The benefits of achieving time leverage and tax advantages by building and scaling your own business when compared to the first two quadrants are clear; you are creating freedom, both financial and personal, to explore and develop further projects and interests.  You are also escaping the short-term tyranny of having to constantly worry about earning money though in the case of building and leading a business that is not to discount the hard work and effort to get there in the first place along with the stress of maintaining what you have built.


All of the above leads us nicely into my favourite quadrant and it should be yours too if you want to know the truth about getting rich.  This is where people make money.  They are no longer trading their time for money instead they are taking the money they generate from their business and they are investing it so that it in turn works harder for them.  The goal here is to make money your employee a not to be an employee to your money.  Thus the single greatest benefit that comes from participating in the investor quadrant is your ability to drive exponential returns on capital invested and in so doing to develop the passive income streams that will safeguard your financial prosperity.   It is important to note that becoming an investor is risky and many an amateur investor has been caught out by the market or has suffered the ignominy of poorly received wisdom.  One would hope that if you have already passed through the first three quadrants then by the time you are investing in a serious way you will have developed a solid appreciation for the numbers.  There are also numerous tax thresholds and implications to be considered when investing; be they capital gains tax, dividend tax, stamp duty etc however the key point to note is that all of these implications are still more efficient than if you are paying top rate taxes as either an employee or a self employed individual.

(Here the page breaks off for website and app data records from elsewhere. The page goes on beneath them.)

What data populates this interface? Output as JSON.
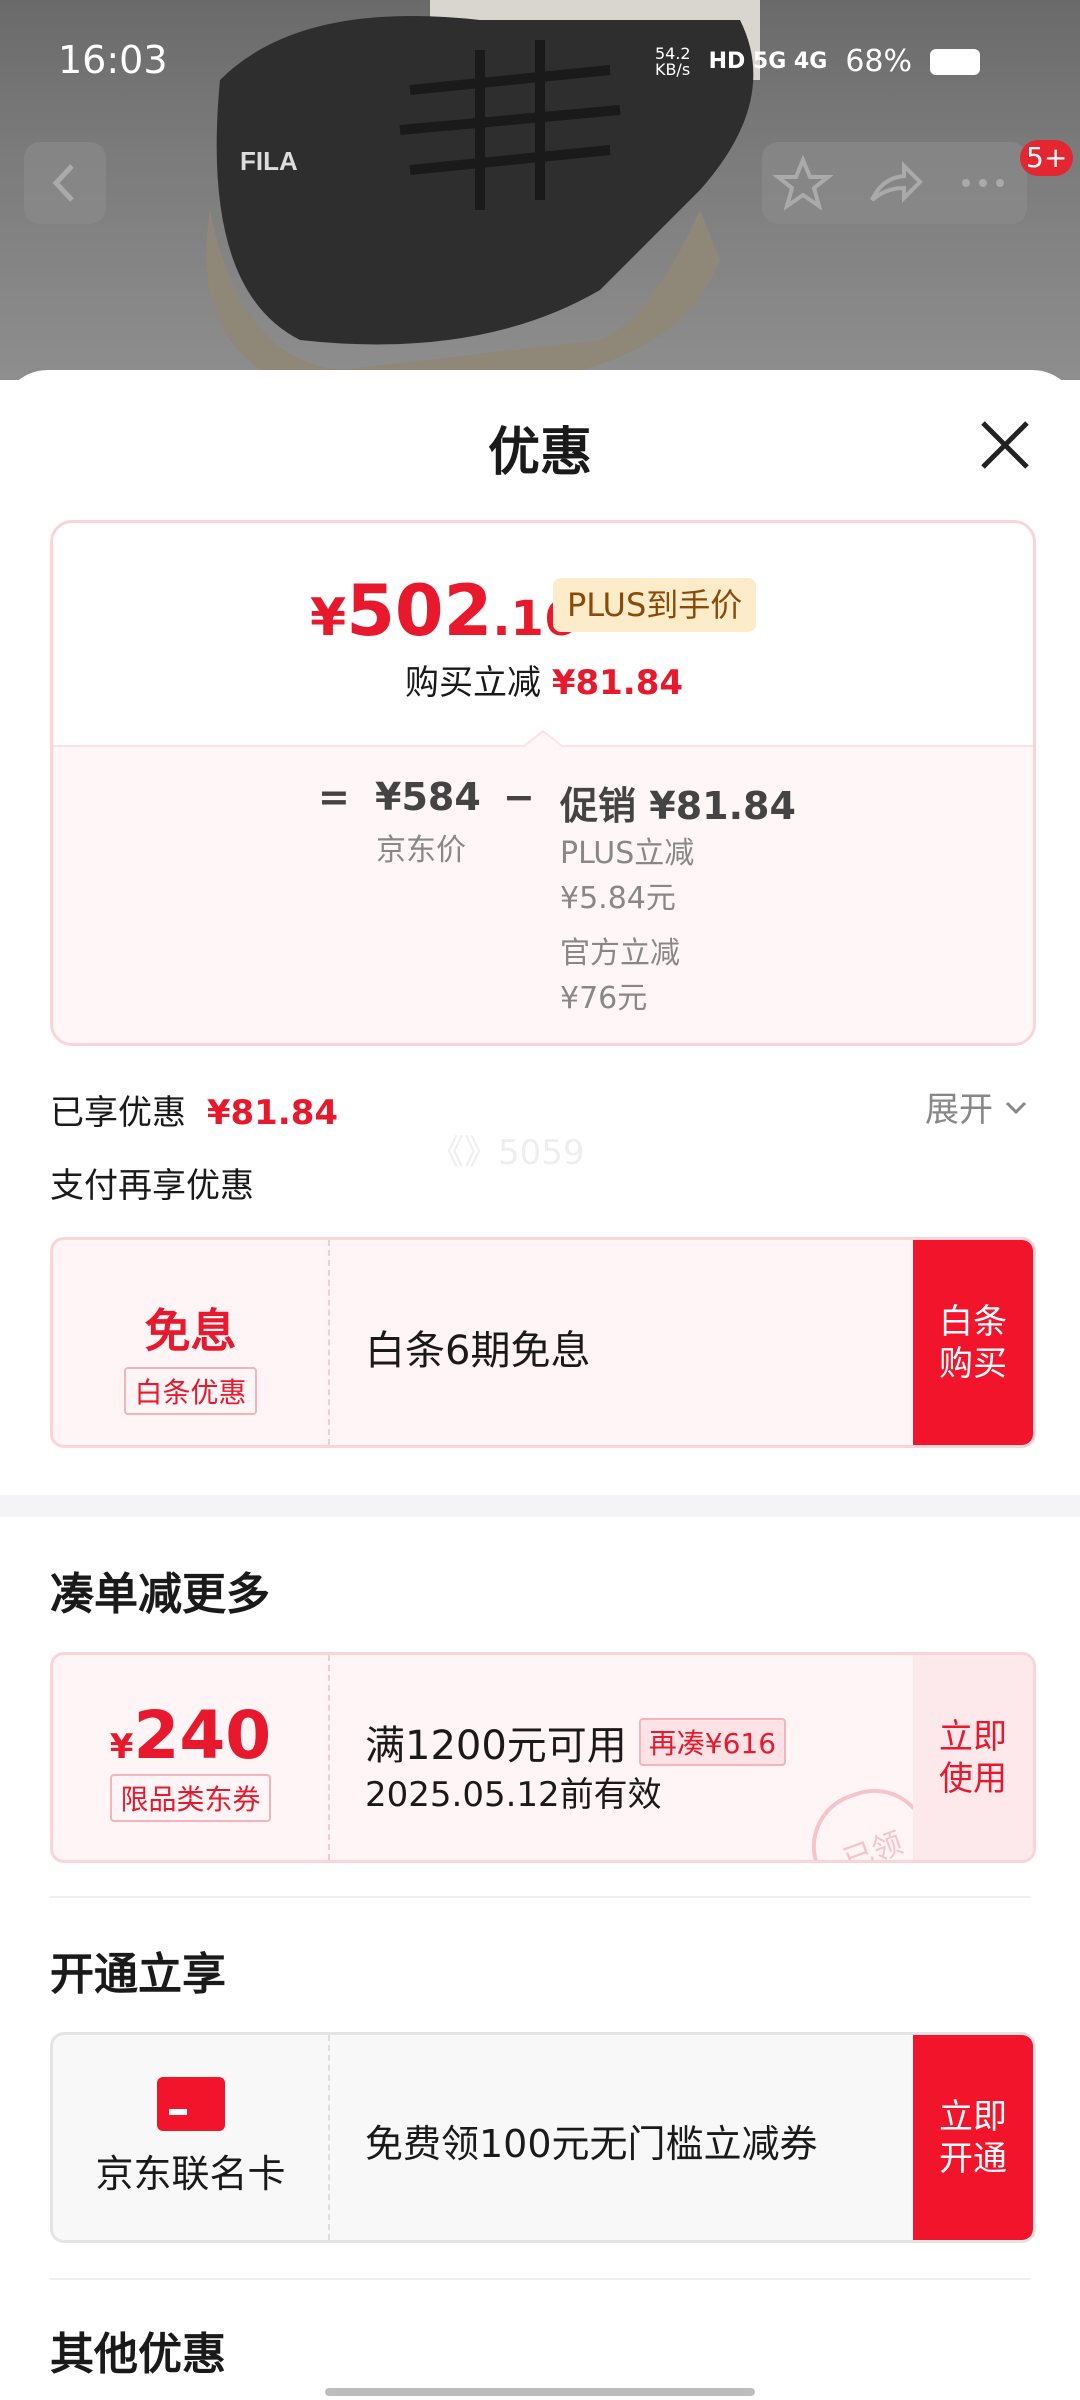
{
  "status_bar": {
    "time": "16:03",
    "net_speed": "54.2\nKB/s",
    "signal_labels": "HD 5G 4G",
    "battery": "68%"
  },
  "top_nav": {
    "badge": "5+"
  },
  "sheet": {
    "title": "优惠"
  },
  "price_summary": {
    "currency": "¥",
    "main_int": "502",
    "main_dec": ".16",
    "plus_tag": "PLUS到手价",
    "reduce_label": "购买立减",
    "reduce_value": "¥81.84",
    "breakdown": {
      "equals": "=",
      "jd_price": "¥584",
      "jd_price_label": "京东价",
      "minus": "−",
      "promo_label": "促销",
      "promo_value": "¥81.84",
      "plus_reduce_label": "PLUS立减",
      "plus_reduce_value": "¥5.84元",
      "official_reduce_label": "官方立减",
      "official_reduce_value": "¥76元"
    }
  },
  "enjoyed": {
    "label": "已享优惠",
    "value": "¥81.84",
    "expand": "展开"
  },
  "pay_more": {
    "label": "支付再享优惠"
  },
  "baitiao": {
    "left_title": "免息",
    "left_tag": "白条优惠",
    "desc": "白条6期免息",
    "button": "白条\n购买"
  },
  "watermark": "《》5059",
  "combine": {
    "heading": "凑单减更多",
    "coupon_currency": "¥",
    "coupon_amount": "240",
    "coupon_tag": "限品类东券",
    "condition": "满1200元可用",
    "gap_tag": "再凑¥616",
    "expiry": "2025.05.12前有效",
    "stamp": "已领",
    "button": "立即\n使用"
  },
  "open": {
    "heading": "开通立享",
    "card_name": "京东联名卡",
    "desc": "免费领100元无门槛立减券",
    "button": "立即\n开通"
  },
  "other": {
    "heading": "其他优惠"
  },
  "colors": {
    "accent": "#e8192c",
    "button_red": "#f2142b",
    "plus_tag_bg": "#fdecc9"
  }
}
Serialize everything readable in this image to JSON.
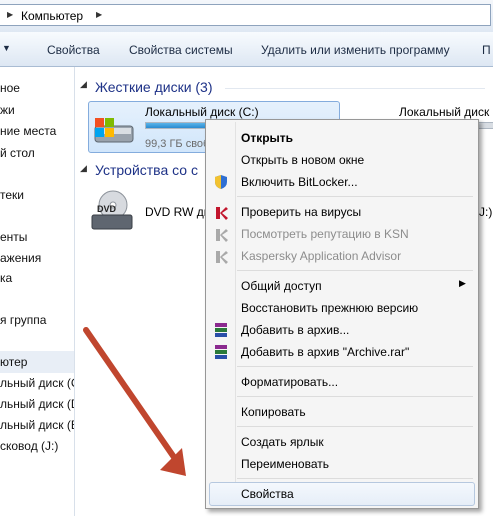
{
  "address_bar": {
    "crumb": "Компьютер"
  },
  "toolbar": {
    "items": [
      "Свойства",
      "Свойства системы",
      "Удалить или изменить программу",
      "П"
    ]
  },
  "nav": {
    "items": [
      "ное",
      "жи",
      "ние места",
      "й стол",
      "теки",
      "енты",
      "ажения",
      "ка",
      "я группа",
      "ютер",
      "льный диск (C",
      "льный диск (D",
      "льный диск (E:",
      "сковод (J:)"
    ]
  },
  "main": {
    "hdd_group": "Жесткие диски (3)",
    "drive_c": {
      "label": "Локальный диск (C:)",
      "free": "99,3 ГБ своб",
      "fill": 0.55
    },
    "drive_d": {
      "label": "Локальный диск"
    },
    "removable_group": "Устройства со с",
    "dvd": {
      "label": "DVD RW ди",
      "icon_text": "DVD"
    },
    "j_label": "(J:)"
  },
  "context_menu": {
    "open": "Открыть",
    "open_new": "Открыть в новом окне",
    "bitlocker": "Включить BitLocker...",
    "scan": "Проверить на вирусы",
    "ksn": "Посмотреть репутацию в KSN",
    "kaa": "Kaspersky Application Advisor",
    "share": "Общий доступ",
    "restore": "Восстановить прежнюю версию",
    "add_archive": "Добавить в архив...",
    "add_archive_rar": "Добавить в архив \"Archive.rar\"",
    "format": "Форматировать...",
    "copy": "Копировать",
    "shortcut": "Создать ярлык",
    "rename": "Переименовать",
    "properties": "Свойства"
  },
  "colors": {
    "arrow": "#c0462e",
    "accent": "#1e3287"
  }
}
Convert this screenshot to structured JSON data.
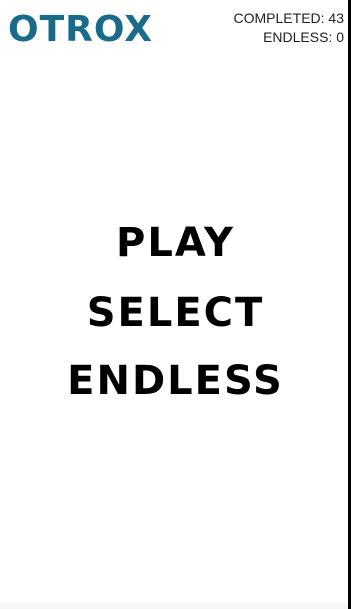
{
  "header": {
    "logo_text": "OTROX",
    "completed_text": "COMPLETED: 43",
    "endless_text": "ENDLESS: 0"
  },
  "menu": {
    "play": "PLAY",
    "select": "SELECT",
    "endless": "ENDLESS"
  },
  "colors": {
    "logo": "#1a6a8a",
    "menu_text": "#000000",
    "background": "#ffffff"
  }
}
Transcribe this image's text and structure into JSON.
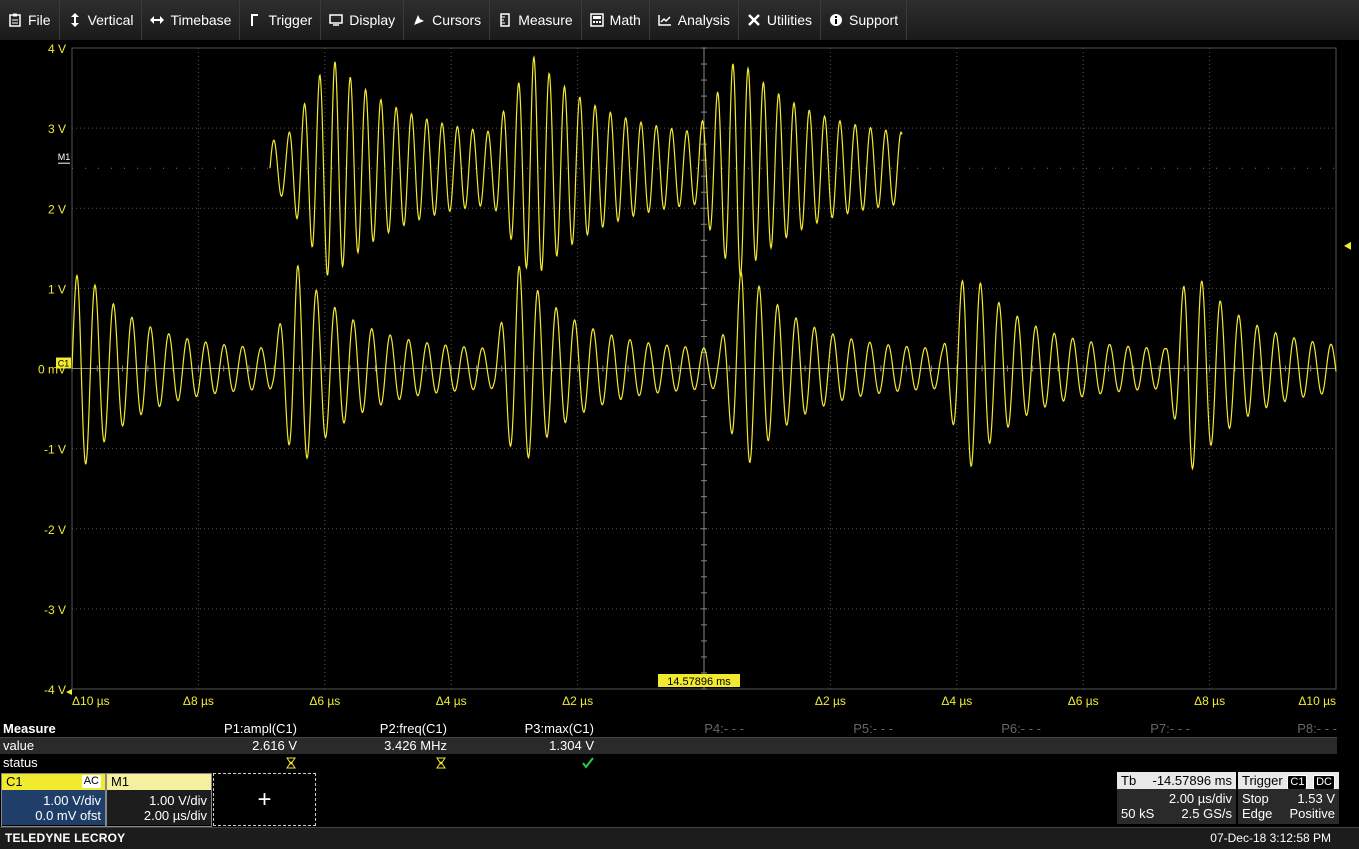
{
  "menu": [
    {
      "label": "File",
      "icon": "clipboard-icon"
    },
    {
      "label": "Vertical",
      "icon": "updown-arrow-icon"
    },
    {
      "label": "Timebase",
      "icon": "leftright-arrow-icon"
    },
    {
      "label": "Trigger",
      "icon": "trigger-edge-icon"
    },
    {
      "label": "Display",
      "icon": "monitor-icon"
    },
    {
      "label": "Cursors",
      "icon": "cursor-icon"
    },
    {
      "label": "Measure",
      "icon": "ruler-icon"
    },
    {
      "label": "Math",
      "icon": "calculator-icon"
    },
    {
      "label": "Analysis",
      "icon": "chart-icon"
    },
    {
      "label": "Utilities",
      "icon": "wrench-icon"
    },
    {
      "label": "Support",
      "icon": "info-icon"
    }
  ],
  "grid": {
    "y_labels": [
      "4 V",
      "3 V",
      "2 V",
      "1 V",
      "0 mV",
      "-1 V",
      "-2 V",
      "-3 V",
      "-4 V"
    ],
    "x_labels": [
      "Δ10 µs",
      "Δ8 µs",
      "Δ6 µs",
      "Δ4 µs",
      "Δ2 µs",
      "",
      "Δ2 µs",
      "Δ4 µs",
      "Δ6 µs",
      "Δ8 µs",
      "Δ10 µs"
    ],
    "center_time": "14.57896 ms",
    "c1_marker": "C1",
    "m1_marker": "M1"
  },
  "measure": {
    "title": "Measure",
    "row_value": "value",
    "row_status": "status",
    "params": [
      {
        "name": "P1:ampl(C1)",
        "value": "2.616 V",
        "status": "warn"
      },
      {
        "name": "P2:freq(C1)",
        "value": "3.426 MHz",
        "status": "warn"
      },
      {
        "name": "P3:max(C1)",
        "value": "1.304 V",
        "status": "ok"
      },
      {
        "name": "P4:- - -",
        "value": "",
        "status": ""
      },
      {
        "name": "P5:- - -",
        "value": "",
        "status": ""
      },
      {
        "name": "P6:- - -",
        "value": "",
        "status": ""
      },
      {
        "name": "P7:- - -",
        "value": "",
        "status": ""
      },
      {
        "name": "P8:- - -",
        "value": "",
        "status": ""
      }
    ]
  },
  "c1": {
    "label": "C1",
    "coupling": "AC",
    "vdiv": "1.00 V/div",
    "offset": "0.0 mV ofst"
  },
  "m1": {
    "label": "M1",
    "vdiv": "1.00 V/div",
    "tdiv": "2.00 µs/div"
  },
  "add_label": "+",
  "timebase": {
    "label": "Tb",
    "delay": "-14.57896 ms",
    "tdiv": "2.00 µs/div",
    "samples": "50 kS",
    "rate": "2.5 GS/s"
  },
  "trigger": {
    "label": "Trigger",
    "source": "C1",
    "coupling": "DC",
    "mode": "Stop",
    "level": "1.53 V",
    "type": "Edge",
    "slope": "Positive"
  },
  "footer": {
    "brand": "TELEDYNE LECROY",
    "datetime": "07-Dec-18 3:12:58 PM"
  },
  "colors": {
    "trace": "#f2ea2e",
    "grid": "#555555",
    "label": "#f2ea2e"
  },
  "waveform": {
    "c1_carrier_mhz": 3.426,
    "burst_peak_v": 1.3,
    "m1_offset_v": 2.5
  }
}
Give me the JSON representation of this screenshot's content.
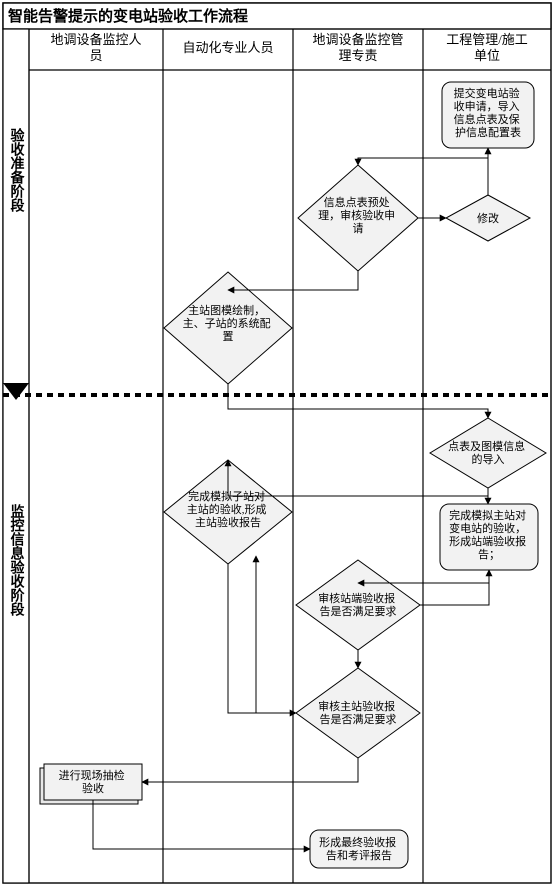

This concludes our overview of the different methods of generating income.  I hope you will see the contrast between the trading of time for money in the first two quadrants compared to the benefits of leveraging your time and having your money work for you in the second two quadrants.  The difference, essentially, is between achieving actual financial independence versus the illusion of a progress towards it.  This is not an easy path to forge and as we shall see in future articles it requires a dramatic shift in behaviours and attitudes in order to re-position yourself towards developing a sustainable financial future.

Leveraging time and money